August 7, 2012 |
Since Leo Bullman was charged with assault after arguing with a neighbor last year, psychiatrists have ruled a half-dozen times that the 68-year-old Vietnam vet is not competent to be tried. Bullman's schizophrenia has made him volatile and unable to understand and aid his lawyer, experts say. So it's a good bet Bullman doesn't realize his case has become the source of a struggle between Pennsylvania welfare officials and lawyers over where he should be held as experts try to restore his mental competency.
July 18, 2012 |
LONDON - More used to patrolling the battlefields of Afghanistan than checking Olympic accreditations, smiling British troops fanned out across London's Olympic Park on Tuesday to fill the void left by the failure of the private security firm G4S to provide enough guards. The government had scramble to call in 3,500 extra soldiers and police to fill the gap after the security firm did not hire enough staff. Unarmed but in combat uniforms, soldiers with suntans acquired far from cloudy London were getting accustomed to their temporary theater of action, a former industrial wasteland transformed into Olympic venues and accommodation.
July 8, 2012 |
Stung by having less city money than planned, and bracing for a loss in revenue from property-tax appeals, the Philadelphia School District's budget hole has grown by as much as $64 million, officials said Friday. Previously projected at $218 million, the 2012-13 budget gap is now anywhere from $255 million to $282 million. The district had been banking on $94 million in new city money - the amount Mayor Nutter had proposed would come through Actual Value Initiative, his tax-reassessment plan - but a skeptical City Council delayed AVI and ultimately gave $40 million, some of that with conditions.
July 1, 2012 |
WEYBRIDGE, Vt. - One of the longest hiking trails in the United States stops 40 miles short of its most famous cousin, but a group is trying to bridge that gap. The North Country National Scenic Trail runs 4,600 miles from North Dakota to New York's eastern border. From there, it's about 40 miles across Vermont fields and mountains to the Appalachian Trail, the 2,170-mile hiking trail that runs from Georgia to Maine. Seeking to bring them together are a push from the organization that runs the North Country Trail; a changed attitude from officials in Vermont, where the connection was blocked decades ago; and a growing movement to connect the nation's longest hiking trails.
June 25, 2012 |
An experienced assistant district attorney in Philadelphia, one with seven years on the job, can make $65,000 yearly. A public defender with exactly the same experience makes a lot less: $51,500. To close these sorts of gaps and to fill two dozen vacancies, the Defender Association is playing hardball with the Nutter administration, which funds the office.

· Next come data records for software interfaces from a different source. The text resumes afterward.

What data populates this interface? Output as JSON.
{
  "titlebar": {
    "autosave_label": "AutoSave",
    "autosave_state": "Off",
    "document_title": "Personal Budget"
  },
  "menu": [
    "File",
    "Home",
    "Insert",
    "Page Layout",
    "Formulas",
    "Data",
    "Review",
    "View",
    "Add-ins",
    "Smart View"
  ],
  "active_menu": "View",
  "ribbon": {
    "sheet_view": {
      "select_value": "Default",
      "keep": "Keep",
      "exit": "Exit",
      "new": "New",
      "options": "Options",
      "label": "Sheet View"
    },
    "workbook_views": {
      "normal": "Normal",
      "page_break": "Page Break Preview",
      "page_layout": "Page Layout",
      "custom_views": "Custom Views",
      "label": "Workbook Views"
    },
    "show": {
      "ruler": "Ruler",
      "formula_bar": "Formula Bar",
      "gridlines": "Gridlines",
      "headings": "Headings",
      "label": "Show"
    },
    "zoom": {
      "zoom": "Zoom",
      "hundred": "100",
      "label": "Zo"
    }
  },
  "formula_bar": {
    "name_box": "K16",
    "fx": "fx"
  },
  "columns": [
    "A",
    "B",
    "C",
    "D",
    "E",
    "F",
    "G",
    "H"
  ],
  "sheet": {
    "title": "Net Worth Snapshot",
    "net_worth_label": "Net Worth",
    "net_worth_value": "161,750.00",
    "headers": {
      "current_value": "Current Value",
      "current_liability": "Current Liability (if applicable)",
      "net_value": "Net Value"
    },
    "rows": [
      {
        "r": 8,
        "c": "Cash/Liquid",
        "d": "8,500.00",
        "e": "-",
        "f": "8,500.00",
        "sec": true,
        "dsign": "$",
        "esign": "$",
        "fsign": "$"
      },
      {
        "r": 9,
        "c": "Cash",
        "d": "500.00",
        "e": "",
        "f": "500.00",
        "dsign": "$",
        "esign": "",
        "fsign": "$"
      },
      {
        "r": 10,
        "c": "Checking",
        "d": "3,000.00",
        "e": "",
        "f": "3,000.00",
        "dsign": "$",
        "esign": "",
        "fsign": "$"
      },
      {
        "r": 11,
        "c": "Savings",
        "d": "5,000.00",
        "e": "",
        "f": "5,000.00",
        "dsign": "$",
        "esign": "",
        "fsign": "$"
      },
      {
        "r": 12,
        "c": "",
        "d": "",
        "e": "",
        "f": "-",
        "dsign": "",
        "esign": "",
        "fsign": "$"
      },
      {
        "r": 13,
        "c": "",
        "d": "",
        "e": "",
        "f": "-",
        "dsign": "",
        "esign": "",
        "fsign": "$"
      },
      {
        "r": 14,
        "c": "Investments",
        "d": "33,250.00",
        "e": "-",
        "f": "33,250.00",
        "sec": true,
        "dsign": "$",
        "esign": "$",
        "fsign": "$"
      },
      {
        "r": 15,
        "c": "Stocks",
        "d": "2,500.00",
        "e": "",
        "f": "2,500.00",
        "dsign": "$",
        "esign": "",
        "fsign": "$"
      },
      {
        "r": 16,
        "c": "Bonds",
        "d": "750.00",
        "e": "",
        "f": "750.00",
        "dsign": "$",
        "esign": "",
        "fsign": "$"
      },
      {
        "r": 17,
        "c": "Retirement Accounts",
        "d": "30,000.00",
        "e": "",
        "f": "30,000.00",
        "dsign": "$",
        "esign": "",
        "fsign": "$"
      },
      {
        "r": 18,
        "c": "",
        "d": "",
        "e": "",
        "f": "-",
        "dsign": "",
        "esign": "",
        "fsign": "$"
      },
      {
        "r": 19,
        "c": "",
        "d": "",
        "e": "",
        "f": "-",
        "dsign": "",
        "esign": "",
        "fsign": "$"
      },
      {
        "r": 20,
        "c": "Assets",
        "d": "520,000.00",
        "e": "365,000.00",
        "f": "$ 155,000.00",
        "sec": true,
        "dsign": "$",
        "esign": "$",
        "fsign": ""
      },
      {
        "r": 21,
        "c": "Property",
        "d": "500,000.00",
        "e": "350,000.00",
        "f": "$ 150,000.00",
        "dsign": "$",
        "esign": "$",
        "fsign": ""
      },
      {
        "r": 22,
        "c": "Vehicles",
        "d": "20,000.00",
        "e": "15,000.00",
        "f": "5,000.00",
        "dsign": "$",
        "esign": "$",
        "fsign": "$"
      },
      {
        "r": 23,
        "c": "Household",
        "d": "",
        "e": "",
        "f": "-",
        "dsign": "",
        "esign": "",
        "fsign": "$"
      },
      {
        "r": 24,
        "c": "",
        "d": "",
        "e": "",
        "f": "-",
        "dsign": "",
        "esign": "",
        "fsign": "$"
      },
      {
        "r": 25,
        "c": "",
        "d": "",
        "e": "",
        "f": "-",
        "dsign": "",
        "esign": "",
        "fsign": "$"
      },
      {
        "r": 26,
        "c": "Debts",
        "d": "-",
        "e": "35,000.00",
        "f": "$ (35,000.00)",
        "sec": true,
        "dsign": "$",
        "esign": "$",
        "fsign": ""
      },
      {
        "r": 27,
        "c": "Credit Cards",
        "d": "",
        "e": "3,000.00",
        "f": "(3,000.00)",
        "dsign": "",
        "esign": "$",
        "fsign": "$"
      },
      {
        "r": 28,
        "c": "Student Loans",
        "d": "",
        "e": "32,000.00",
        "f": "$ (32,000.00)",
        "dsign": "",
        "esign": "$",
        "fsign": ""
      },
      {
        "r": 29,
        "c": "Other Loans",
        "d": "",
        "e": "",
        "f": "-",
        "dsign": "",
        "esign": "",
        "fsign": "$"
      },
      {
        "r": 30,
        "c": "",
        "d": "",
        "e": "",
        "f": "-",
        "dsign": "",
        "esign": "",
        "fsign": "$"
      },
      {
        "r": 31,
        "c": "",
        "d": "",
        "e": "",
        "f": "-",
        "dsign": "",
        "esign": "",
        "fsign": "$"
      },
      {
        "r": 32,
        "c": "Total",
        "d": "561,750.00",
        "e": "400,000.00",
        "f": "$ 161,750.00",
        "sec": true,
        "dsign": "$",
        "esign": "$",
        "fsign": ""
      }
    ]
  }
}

Unless the city gives the association more money, it says, as of July, it will no longer staff three of Philadelphia's 67 criminal courtrooms and cut back staffing in a fourth courtroom.
June 20, 2012 |
MOSCOW - High-level nuclear talks involving Iran and six world powers fizzled Tuesday, creating increased opportunity for Israel to use the setback to argue that military force is the only way to stop Tehran from developing atomic arms. As she announced the indefinite pause in negotiations, European Union foreign policy chief Catherine Ashton said they could be resumed - but only if a low-level July 3 meeting of technical experts in Istanbul, Turkey finds enough common ground to warrant such a step.
June 11, 2012 |
One of the most destructive trends in our nation today is the growth of income inequality. The increasing concentration of wealth, the shrinking of the middle class, and the growing number of people who are working but still poor threaten prosperity and undermine democracy. The frustration about this is palpable among many in my district. But the problem is so vast that many aren't sure how it can be addressed. Unions, it turns out, are part of the answer. I recently learned of a struggling working mother in my district.
June 7, 2012 |
LOS ANGELES - The gap in life expectancy between black and white Americans is smaller than it has ever been, thanks largely to a decline in the number of deaths resulting from heart disease and HIV infection, a new analysis has found. The bad news is that the gap is still large: A black baby boy born today can expect to live 5.4 fewer years, on average, than his white counterpart, and a black baby girl will die 3.7 years earlier, on average, than her white counterpart. What's more, the narrowing of the gap between 2003 and 2008 is due in part to a troubling development among whites: They are more likely than in the past to die from overdoses of prescription medications like OxyContin and Vicodin, along with other unintentional poisonings.
June 1, 2012 |
Republican women are rallying to Mitt Romney - boosting him to his best-ever showing on a fundamental measure of personal popularity, according to a new Washington Post-ABC News poll. Overall, Romney's favorability rating still trails President Obama's, but the gap is far more narrow than it has been. In the new poll, 41 percent of all Americans express positive views of Romney; 52 percent do so for Obama. Just over a month ago, the president had a 56 to 35 percent advantage on this score.